Legislation that would require the EPA to regulate so-called ‘forever chemicals’ will be reintroduced in January, soon after the new Congress begins its first session, Rep. Debbie Dingell (D-Mich.) said Tuesday.
Dingell, who sponsored the PFAS Action Act (H.R. 535) that the House passed last January, said reintroducing the bill would send a signal to the incoming Biden administration that controlling per- and polyfluoroalkyl substances, or PFAS, is “a top priority in the new Congress.”
The bill would require the Environmental Protection Agency to set cleanup standards and enforceable drinking water limits for at least some PFAS, she said during a forum hosted by the Environmental Working Group.
The PFAS Action Act would also ban the chemicals from materials that touch food, such as cookware and cosmetics, said Dingell, a member of the Congressional PFAS Task Force. Michigan has launched some of the nation’s most extensive water testing for the substances, and the issue may have been a factor in some of the state’s most competitive races.
That bill never moved in the Republican-controlled Senate, but Dingell said she’s working with colleagues on that side of Capitol Hill to lay the groundwork in the 117th Congress.
West Virginia Republican Sen. Shelley Moore Capito, who’s in line to take the top Republican spot in the Environment and Public Works Committee if Republicans retain control of the Senate, has joined Democrats in the past in calling for more stringent PFAS regulations.
Members of Congress will also urge the new administration to pursue PFAS controls that don’t require legislation, she said.
That would include, for example, designating perfluorooctane sulfonate, or PFOS, and perfluorooctanoic acid, or PFOA—the two most well-studied members of the chemical group—a hazardous substances under the Comprehensive Environmental Response, Compensation, and Liability Act, also known as Superfund, Dingell said.
The House also will work to ensure cities and states get robust funding to address the chemicals that are found in the water that people drink and in which they fish and swim, she said.
Neither Republican nor Democratic administrations have set national limits for PFAS in drinking water, air, or soil for years—even though concerns about PFOS and PFOA emerged in the early 2000s. But the Biden administration is expected to, said Dingell along with Robert A. Bilott, a partner in Taft Stettinius & Hollister LLP’s Cincinnati office, and Melanie Benesh, a legislative attorney with EWG.
PFAS in Biden’s Platform
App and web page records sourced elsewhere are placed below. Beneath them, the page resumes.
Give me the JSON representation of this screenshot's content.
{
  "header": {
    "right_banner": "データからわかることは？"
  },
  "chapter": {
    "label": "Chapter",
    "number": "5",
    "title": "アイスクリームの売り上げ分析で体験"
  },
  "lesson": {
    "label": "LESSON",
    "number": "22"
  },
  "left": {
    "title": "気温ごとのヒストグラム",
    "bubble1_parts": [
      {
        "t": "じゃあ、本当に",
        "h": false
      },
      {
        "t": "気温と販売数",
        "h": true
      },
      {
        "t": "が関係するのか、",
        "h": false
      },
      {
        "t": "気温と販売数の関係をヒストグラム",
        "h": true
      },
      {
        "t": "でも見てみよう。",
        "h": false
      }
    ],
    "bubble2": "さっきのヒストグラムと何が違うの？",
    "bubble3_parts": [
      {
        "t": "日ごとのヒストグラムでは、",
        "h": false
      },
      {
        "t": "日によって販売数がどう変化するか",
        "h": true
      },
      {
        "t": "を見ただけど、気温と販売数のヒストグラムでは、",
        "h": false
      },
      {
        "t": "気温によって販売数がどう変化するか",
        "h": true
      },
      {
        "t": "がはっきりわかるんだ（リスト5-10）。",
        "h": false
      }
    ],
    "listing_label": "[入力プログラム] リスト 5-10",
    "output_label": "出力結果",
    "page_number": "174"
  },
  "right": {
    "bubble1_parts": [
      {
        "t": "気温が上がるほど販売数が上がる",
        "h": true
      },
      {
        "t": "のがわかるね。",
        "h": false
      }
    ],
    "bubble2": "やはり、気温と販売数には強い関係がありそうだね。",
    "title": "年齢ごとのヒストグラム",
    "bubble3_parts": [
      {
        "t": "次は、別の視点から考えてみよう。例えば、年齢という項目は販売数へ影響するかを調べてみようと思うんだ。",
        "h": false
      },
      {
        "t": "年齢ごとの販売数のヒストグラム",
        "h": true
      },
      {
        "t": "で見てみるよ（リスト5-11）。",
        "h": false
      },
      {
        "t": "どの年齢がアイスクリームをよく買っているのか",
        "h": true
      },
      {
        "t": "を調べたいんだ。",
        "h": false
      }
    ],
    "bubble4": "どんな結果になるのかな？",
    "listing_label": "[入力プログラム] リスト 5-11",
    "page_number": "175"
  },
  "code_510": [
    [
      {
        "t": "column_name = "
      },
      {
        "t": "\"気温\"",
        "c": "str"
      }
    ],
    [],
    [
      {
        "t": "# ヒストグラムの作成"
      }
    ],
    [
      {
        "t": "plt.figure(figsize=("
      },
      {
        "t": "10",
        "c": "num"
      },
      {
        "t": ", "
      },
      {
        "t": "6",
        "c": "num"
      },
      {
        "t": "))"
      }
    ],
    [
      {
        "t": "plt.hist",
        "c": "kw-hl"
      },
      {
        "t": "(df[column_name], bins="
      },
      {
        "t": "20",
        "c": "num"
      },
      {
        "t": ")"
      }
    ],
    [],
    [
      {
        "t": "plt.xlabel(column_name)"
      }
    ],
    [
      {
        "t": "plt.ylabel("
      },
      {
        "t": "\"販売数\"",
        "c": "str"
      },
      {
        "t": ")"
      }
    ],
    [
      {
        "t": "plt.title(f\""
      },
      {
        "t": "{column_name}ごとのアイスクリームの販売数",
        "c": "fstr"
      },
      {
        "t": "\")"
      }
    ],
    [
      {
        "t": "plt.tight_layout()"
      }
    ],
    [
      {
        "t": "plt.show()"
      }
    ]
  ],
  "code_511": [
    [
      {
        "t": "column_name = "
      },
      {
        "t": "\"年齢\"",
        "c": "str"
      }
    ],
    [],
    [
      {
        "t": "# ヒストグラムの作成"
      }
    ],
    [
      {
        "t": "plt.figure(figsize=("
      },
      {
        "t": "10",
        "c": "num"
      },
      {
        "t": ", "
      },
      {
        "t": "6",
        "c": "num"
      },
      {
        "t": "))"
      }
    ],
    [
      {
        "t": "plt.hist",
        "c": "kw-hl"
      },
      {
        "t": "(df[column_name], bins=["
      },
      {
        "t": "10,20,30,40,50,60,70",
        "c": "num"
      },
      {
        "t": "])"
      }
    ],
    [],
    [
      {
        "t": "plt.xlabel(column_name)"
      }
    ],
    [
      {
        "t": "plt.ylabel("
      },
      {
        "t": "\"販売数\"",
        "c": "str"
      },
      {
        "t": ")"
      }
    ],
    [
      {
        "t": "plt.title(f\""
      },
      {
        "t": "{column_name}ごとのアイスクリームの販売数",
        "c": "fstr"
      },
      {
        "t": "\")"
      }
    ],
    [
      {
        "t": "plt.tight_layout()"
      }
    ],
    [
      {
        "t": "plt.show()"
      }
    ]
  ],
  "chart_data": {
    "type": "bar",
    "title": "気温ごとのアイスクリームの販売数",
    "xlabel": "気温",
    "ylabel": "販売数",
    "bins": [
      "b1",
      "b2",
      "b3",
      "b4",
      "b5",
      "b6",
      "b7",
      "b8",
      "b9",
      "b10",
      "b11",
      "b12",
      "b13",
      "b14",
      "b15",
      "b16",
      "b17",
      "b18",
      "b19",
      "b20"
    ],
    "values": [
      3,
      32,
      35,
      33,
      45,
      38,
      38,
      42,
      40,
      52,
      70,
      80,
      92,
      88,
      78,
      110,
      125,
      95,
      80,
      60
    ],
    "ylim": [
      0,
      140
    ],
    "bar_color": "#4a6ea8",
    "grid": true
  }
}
The president-elect already has said PFAS will be a priority, Benesh said. She referred to commitments Biden made in his environmental justice platform.
These included “designating PFAS as a hazardous substance, setting enforceable limits for PFAS in the Safe Drinking Water Act, prioritizing substitutes through procurement, and accelerating toxicity studies and research.”
The tab for cleaner drinking water, cleanups, and other PFAS-caused problems must be picked up by “the companies that made these chemicals, knowing they would get into our environment and stay there virtually forever,” said Bilott, whose work was portrayed in the 2019 film “Dark Waters” starring Mark Ruffalo.
Bilott has won several multimillion-dollar settlements, including $670.7 million to settle thousands of personal injury lawsuits stemming from exposure to polluted water supplies in West Virginia and Ohio. His lawsuits also revealed many previously unknown details about ways PFOA could harm human health.